It’s probably the stark fact that it’s hard to sell that keeps tech-art alive in today’s culturally-repressive conditions. If these art-machines could be mass-produced, they’d be immediately productized and commoditized; they’d become special FX, gaming, and apps. But they’re not simple machines or products: they don’t have users, they have audiences; they are relationships, they are processes. They’re akin to performance art, interventions or even street-puppets and protest songs.
It’s not that this can be culturally engineered, exactly — it’s not like a Madison Avenue blitzkrieg of Interstate billboards would have ever helped Alexander Calder. Still, it feels like we’re at the brink of some realization that could turn wry, subversive, Burning Man tech-gadgetry and net.art global-alternativism into some actual, pragmatic means for enhancing our civilization. There’s a lot of breathing room in tech-art, if you don’t inhale the laser-cutter fumes. It might become an art with temporary components yet a lasting consequence.

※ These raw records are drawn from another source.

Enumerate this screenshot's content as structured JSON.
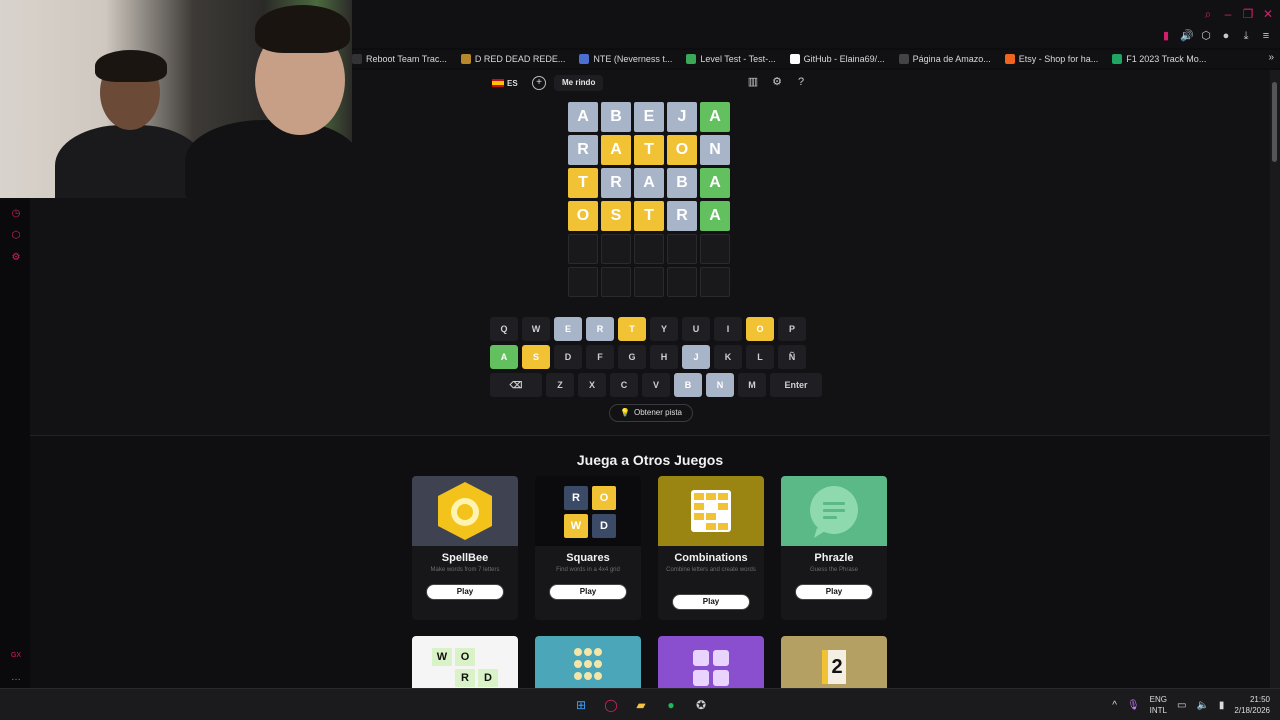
{
  "bookmarks": [
    {
      "label": "Reboot Team Trac...",
      "icon": "bookmark-icon",
      "color": "#333333"
    },
    {
      "label": "D RED DEAD REDE...",
      "icon": "rdr-icon",
      "color": "#b8862b"
    },
    {
      "label": "NTE (Neverness t...",
      "icon": "nte-icon",
      "color": "#4a6fd0"
    },
    {
      "label": "Level Test - Test-...",
      "icon": "check-icon",
      "color": "#3aa856"
    },
    {
      "label": "GitHub - Elaina69/...",
      "icon": "github-icon",
      "color": "#ffffff"
    },
    {
      "label": "Página de Amazo...",
      "icon": "amazon-icon",
      "color": "#444444"
    },
    {
      "label": "Etsy - Shop for ha...",
      "icon": "etsy-icon",
      "color": "#f1641e"
    },
    {
      "label": "F1 2023 Track Mo...",
      "icon": "drive-icon",
      "color": "#1fa463"
    }
  ],
  "header": {
    "lang_code": "ES",
    "give_up_label": "Me rindo"
  },
  "board": {
    "rows": [
      [
        {
          "l": "A",
          "s": "gray"
        },
        {
          "l": "B",
          "s": "gray"
        },
        {
          "l": "E",
          "s": "gray"
        },
        {
          "l": "J",
          "s": "gray"
        },
        {
          "l": "A",
          "s": "green"
        }
      ],
      [
        {
          "l": "R",
          "s": "gray"
        },
        {
          "l": "A",
          "s": "yellow"
        },
        {
          "l": "T",
          "s": "yellow"
        },
        {
          "l": "O",
          "s": "yellow"
        },
        {
          "l": "N",
          "s": "gray"
        }
      ],
      [
        {
          "l": "T",
          "s": "yellow"
        },
        {
          "l": "R",
          "s": "gray"
        },
        {
          "l": "A",
          "s": "gray"
        },
        {
          "l": "B",
          "s": "gray"
        },
        {
          "l": "A",
          "s": "green"
        }
      ],
      [
        {
          "l": "O",
          "s": "yellow"
        },
        {
          "l": "S",
          "s": "yellow"
        },
        {
          "l": "T",
          "s": "yellow"
        },
        {
          "l": "R",
          "s": "gray"
        },
        {
          "l": "A",
          "s": "green"
        }
      ],
      [
        {
          "l": "",
          "s": "empty"
        },
        {
          "l": "",
          "s": "empty"
        },
        {
          "l": "",
          "s": "empty"
        },
        {
          "l": "",
          "s": "empty"
        },
        {
          "l": "",
          "s": "empty"
        }
      ],
      [
        {
          "l": "",
          "s": "empty"
        },
        {
          "l": "",
          "s": "empty"
        },
        {
          "l": "",
          "s": "empty"
        },
        {
          "l": "",
          "s": "empty"
        },
        {
          "l": "",
          "s": "empty"
        }
      ]
    ]
  },
  "keyboard": {
    "rows": [
      [
        {
          "k": "Q",
          "s": ""
        },
        {
          "k": "W",
          "s": ""
        },
        {
          "k": "E",
          "s": "gray"
        },
        {
          "k": "R",
          "s": "gray"
        },
        {
          "k": "T",
          "s": "yellow"
        },
        {
          "k": "Y",
          "s": ""
        },
        {
          "k": "U",
          "s": ""
        },
        {
          "k": "I",
          "s": ""
        },
        {
          "k": "O",
          "s": "yellow"
        },
        {
          "k": "P",
          "s": ""
        }
      ],
      [
        {
          "k": "A",
          "s": "green"
        },
        {
          "k": "S",
          "s": "yellow"
        },
        {
          "k": "D",
          "s": ""
        },
        {
          "k": "F",
          "s": ""
        },
        {
          "k": "G",
          "s": ""
        },
        {
          "k": "H",
          "s": ""
        },
        {
          "k": "J",
          "s": "gray"
        },
        {
          "k": "K",
          "s": ""
        },
        {
          "k": "L",
          "s": ""
        },
        {
          "k": "Ñ",
          "s": ""
        }
      ],
      [
        {
          "k": "⌫",
          "s": "",
          "wide": true
        },
        {
          "k": "Z",
          "s": ""
        },
        {
          "k": "X",
          "s": ""
        },
        {
          "k": "C",
          "s": ""
        },
        {
          "k": "V",
          "s": ""
        },
        {
          "k": "B",
          "s": "gray"
        },
        {
          "k": "N",
          "s": "gray"
        },
        {
          "k": "M",
          "s": ""
        },
        {
          "k": "Enter",
          "s": "",
          "wide": true
        }
      ]
    ]
  },
  "hint_label": "Obtener pista",
  "other_games": {
    "title": "Juega a Otros Juegos",
    "cards": [
      {
        "name": "SpellBee",
        "sub": "Make words from 7 letters",
        "play": "Play",
        "bg": "#3e4251"
      },
      {
        "name": "Squares",
        "sub": "Find words in a 4x4 grid",
        "play": "Play",
        "bg": "#0b0b0d"
      },
      {
        "name": "Combinations",
        "sub": "Combine letters and create words",
        "play": "Play",
        "bg": "#9a8412"
      },
      {
        "name": "Phrazle",
        "sub": "Guess the Phrase",
        "play": "Play",
        "bg": "#5ab987"
      }
    ],
    "squares_letters": [
      "R",
      "O",
      "W",
      "D"
    ],
    "word_tile": [
      "W",
      "O",
      "R",
      "D"
    ],
    "number_tile": "2"
  },
  "taskbar": {
    "lang": "ENG",
    "layout": "INTL",
    "time": "21:50",
    "date": "2/18/2026"
  }
}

I don’t believe that handicraft is a fruitful approach for tech-art. The “Tribute to Nelly Ben Hayoun” does have some elements that I created with my hands. I hand-twisted the wires that support the glass weights. I used a Opinel craft knife to cut the paper images. But since I knew that some components were arbitrary and would need replacement, I decided to construct the whole mobile around that basic understanding.